The most rewarding part of her work has been a beacon of light and positivity to others. She says, “I want to be an example of what possibility looks like.” From paving the way for Black pageant girls in Alabama, building businesses with her PR work, and encouraging others through her book, Johnson-Purry has been spreading her gifts to the community for three decades.

Johnson Purry publishes her first book in 2019, “My Hype Book” for people who reached a point in life where they needed encouragement and reinforcement about their careers. (Katherine Schuh)

“I want to show what a little determination, passion, and fervency can do for you,” she said.
Johnson-Purry is very appreciative of her years as a Hornet and her years in the pageant industry, as the two communities brought out the best parts of herself. While ASU taught her the importance of togetherness, pageantry taught her the importance of a radical.
“[Pageantry] taught me how to insert myself in places where I am not welcome,” she said. “It taught me how to be a disrupter, and I love that. I love that I disrupted that system.”
While remembering her ASU, she shares her memories.
“It gave me an appreciation for who we are as Black people. It gave me a vision, a foundation, security, and strength. ASU will forever be an anchoring season in my life,” she said.
Today, Johnson-Purry resides in Los Angeles, Calif. with her husband, Lester Purry. Considering Purry is an actor, the two met at the Shakespeare Festival where she worked. He proposed on their first date, and they were wed ten months later.

“We have been married for 23 years, and he is still my favorite person in the world,” she said. “He is the steady to my crazy.” Though they have no children, the two spend much of their time with their extended families. Johnson-Purry continues to enjoy her interests in the arts, traveling, and cultural exploration and appreciation.
Purry hopes to give back to the ASU community in any way that she can. In pandemic times, Purry’s best way is to provide words of wisdom to today’s Hornets. To students considering a career in pageantry, she stresses the importance of confidence.
“Go into it knowing who you are, standing on what you know, and realize that you can help others appreciate that too,” she advises.

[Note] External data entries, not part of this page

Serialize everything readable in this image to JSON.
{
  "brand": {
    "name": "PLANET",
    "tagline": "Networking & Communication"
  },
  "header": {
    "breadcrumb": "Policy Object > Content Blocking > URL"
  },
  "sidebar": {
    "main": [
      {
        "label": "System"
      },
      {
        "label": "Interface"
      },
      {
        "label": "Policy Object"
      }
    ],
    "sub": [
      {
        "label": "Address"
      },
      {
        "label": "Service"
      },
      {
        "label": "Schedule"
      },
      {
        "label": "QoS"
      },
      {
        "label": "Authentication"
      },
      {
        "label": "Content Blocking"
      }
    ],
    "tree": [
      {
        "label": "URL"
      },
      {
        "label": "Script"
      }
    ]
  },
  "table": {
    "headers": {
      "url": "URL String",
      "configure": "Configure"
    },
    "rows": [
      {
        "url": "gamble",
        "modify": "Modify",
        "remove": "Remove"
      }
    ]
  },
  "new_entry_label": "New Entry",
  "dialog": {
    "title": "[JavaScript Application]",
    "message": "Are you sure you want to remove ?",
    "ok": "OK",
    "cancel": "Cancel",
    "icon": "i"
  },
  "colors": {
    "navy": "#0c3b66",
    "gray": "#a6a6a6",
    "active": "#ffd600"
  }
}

To students considering a career in public relations, she emphasizes the importance of thick skin.
“It is an exciting field because you can create your own story,” she says. “But you have got to truly love what you do because there will be times of rejection.”
Finally, for all students, she asserts the importance of focus and perseverance.

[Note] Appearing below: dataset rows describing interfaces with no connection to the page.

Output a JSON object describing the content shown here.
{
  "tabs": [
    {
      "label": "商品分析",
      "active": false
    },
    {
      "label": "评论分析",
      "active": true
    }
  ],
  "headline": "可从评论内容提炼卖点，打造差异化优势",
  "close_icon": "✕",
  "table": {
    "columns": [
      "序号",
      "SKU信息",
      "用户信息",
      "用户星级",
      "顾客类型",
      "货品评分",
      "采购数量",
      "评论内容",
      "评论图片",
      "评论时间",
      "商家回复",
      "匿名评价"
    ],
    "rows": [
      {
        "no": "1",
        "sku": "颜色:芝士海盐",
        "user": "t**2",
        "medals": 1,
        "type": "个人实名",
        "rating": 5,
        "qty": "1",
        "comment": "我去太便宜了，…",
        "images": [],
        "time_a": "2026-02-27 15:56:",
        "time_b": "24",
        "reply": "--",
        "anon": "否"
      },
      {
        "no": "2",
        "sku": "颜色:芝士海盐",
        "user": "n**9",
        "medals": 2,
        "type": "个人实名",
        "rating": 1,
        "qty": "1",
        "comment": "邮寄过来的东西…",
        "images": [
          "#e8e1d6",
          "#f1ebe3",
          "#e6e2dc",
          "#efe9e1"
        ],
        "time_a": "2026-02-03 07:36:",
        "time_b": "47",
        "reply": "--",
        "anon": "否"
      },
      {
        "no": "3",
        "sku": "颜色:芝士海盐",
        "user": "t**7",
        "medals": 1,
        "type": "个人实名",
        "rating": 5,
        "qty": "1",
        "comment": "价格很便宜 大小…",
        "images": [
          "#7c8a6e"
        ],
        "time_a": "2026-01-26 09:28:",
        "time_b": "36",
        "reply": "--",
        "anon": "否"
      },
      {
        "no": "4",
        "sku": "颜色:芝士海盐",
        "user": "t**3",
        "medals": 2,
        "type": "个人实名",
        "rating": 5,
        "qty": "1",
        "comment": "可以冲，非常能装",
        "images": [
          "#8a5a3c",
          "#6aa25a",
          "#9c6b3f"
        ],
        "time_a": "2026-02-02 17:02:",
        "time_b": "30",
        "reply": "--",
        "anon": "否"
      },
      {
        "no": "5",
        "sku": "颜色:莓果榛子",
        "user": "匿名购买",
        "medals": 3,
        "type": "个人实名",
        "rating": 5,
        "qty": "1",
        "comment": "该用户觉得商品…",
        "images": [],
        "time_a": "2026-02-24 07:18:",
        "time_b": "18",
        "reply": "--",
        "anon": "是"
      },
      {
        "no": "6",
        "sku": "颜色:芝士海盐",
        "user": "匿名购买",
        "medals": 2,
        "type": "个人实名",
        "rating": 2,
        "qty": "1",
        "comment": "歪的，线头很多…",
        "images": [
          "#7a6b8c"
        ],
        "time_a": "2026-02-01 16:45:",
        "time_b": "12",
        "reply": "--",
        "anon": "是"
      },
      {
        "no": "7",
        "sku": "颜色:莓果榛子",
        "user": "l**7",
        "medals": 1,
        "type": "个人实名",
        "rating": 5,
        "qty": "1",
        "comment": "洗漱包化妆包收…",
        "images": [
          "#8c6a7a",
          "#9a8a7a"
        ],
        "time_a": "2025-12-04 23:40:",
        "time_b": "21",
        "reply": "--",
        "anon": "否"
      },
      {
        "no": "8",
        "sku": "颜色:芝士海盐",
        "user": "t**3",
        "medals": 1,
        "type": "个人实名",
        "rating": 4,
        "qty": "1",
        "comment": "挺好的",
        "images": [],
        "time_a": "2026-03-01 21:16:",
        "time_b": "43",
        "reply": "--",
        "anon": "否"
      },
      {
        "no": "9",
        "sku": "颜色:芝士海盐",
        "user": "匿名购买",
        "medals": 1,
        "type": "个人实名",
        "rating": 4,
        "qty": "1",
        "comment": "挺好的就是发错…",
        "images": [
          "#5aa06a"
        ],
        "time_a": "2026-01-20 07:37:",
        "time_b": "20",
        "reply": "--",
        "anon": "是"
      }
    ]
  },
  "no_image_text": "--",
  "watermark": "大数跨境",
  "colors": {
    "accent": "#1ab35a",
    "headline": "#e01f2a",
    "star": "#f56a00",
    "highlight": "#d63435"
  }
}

“As challenging as collegiate life can be,” she said, “recognize that at heart, ASU is the best place that you could be.”